State Budgets Unlikely To Get Federal Assistance
Even as widening state budget deficits are becoming a potential stumbling block for economic recovery, Federal assistance seems unlikely.
With Washington lawmakers focused on getting the Federal budget in order, the prospect of aid for struggling states has all but left the conversation, the Washington Post reports. States and local governments face a fiscal crisis, experts say, since the Great Recession withered their revenue. Finding it increasingly difficult to meet their basic obligations, governments across the nation have had to lay off thousands of workers and will likely have to lay off many more, just to keep their fiscal houses in order.
With the unemployment rate around 9 percent, the economic recovery remains fragile. State budget cuts could make the situation worse, the Associated Press reported. As governments cut spending on education, jobs and safety net programs, average Americans, who are already contending with rising fuel prices, could see their economic situation worsen.
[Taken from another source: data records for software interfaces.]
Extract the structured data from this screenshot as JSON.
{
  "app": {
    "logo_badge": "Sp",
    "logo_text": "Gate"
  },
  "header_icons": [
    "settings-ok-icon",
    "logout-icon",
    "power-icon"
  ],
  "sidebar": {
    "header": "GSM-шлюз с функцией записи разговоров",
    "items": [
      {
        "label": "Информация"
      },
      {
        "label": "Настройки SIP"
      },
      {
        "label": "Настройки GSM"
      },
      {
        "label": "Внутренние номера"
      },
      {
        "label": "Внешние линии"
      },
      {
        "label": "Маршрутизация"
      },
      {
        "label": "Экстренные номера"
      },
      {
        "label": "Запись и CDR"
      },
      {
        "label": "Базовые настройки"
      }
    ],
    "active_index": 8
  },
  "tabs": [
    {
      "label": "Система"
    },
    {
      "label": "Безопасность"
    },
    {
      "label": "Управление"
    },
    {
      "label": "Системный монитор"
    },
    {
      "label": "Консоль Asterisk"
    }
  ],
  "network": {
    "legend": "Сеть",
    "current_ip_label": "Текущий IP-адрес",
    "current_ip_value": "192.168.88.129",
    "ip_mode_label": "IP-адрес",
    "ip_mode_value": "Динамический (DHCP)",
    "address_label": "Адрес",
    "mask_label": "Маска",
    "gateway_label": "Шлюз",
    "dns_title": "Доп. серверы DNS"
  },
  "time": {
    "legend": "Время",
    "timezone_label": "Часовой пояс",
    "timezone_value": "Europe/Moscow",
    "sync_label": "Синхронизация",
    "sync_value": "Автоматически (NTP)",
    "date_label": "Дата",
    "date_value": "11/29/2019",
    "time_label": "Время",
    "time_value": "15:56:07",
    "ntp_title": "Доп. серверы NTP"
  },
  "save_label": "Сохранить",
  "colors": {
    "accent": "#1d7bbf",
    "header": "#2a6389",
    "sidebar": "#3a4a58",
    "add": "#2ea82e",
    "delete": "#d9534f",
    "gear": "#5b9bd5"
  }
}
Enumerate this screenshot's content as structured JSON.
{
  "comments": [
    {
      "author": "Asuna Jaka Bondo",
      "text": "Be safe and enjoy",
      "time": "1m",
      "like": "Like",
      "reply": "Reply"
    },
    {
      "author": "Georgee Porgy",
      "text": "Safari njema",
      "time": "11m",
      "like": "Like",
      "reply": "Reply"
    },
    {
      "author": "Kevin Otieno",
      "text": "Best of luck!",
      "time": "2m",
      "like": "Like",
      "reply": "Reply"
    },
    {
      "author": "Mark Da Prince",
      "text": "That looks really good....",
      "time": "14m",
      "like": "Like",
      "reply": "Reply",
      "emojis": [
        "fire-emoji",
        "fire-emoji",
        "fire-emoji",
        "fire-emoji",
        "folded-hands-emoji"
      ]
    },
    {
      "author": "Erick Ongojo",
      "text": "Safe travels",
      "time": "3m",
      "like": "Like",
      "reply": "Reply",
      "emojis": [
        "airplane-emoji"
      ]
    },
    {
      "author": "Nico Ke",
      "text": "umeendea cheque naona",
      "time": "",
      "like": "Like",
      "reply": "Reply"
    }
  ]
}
The present state budget dilemma would likely be far more severe without the Federal dollars that are currently propping up state budgets. As part of the stimulus package, states received Federal money to compensate for weakened revenue streams. Currently, that assistance covers about a third of state budget shortfalls, according to a recent report from the Center on Budget and Policy Priorities.
Federal assistance is quickly running dry. Next fiscal year, a total of about $6 billion will remain. State budget deficits will have grown to a combined $125 billion, according to the report.
As spending outpaces revenue, states have few solutions. State tax collection is currently 12 percent below pre-recession levels, according to another report from the Center on Budget and Policy Priorities. As the appetite for tax hikes remains virtually non-existent, savings will come from the other side of the ledger.
Already, states have cut 400,000 workers since 2008, the Washington Post notes. If they were to balance their budgets solely by laying off employees, another 850,000 workers would be dismissed.
State pain impacts budget troubles on the municipal level. Newark, New Jersey, for instance, has seen aid from the state drop by 40 percent between 2008 and 2010. As a result, Newark has had to make some difficult cuts, including laying off 13 percent of its police force.
New Jersey is expected to have a budget shortfall equal to about 37.4 percent of its current budget, according to the Center on Budget and Policy Priorities. Other states face bigger deficits: Illinois' projected shortfall is 44.9 percent of its current budget. Nevada's is 45.2 percent.
Federal lawmakers deprived states of one potential source of revenue when they allowed the Build America Bonds program -- which used Federal money to make it cheaper for states to borrow money -- to expire in December.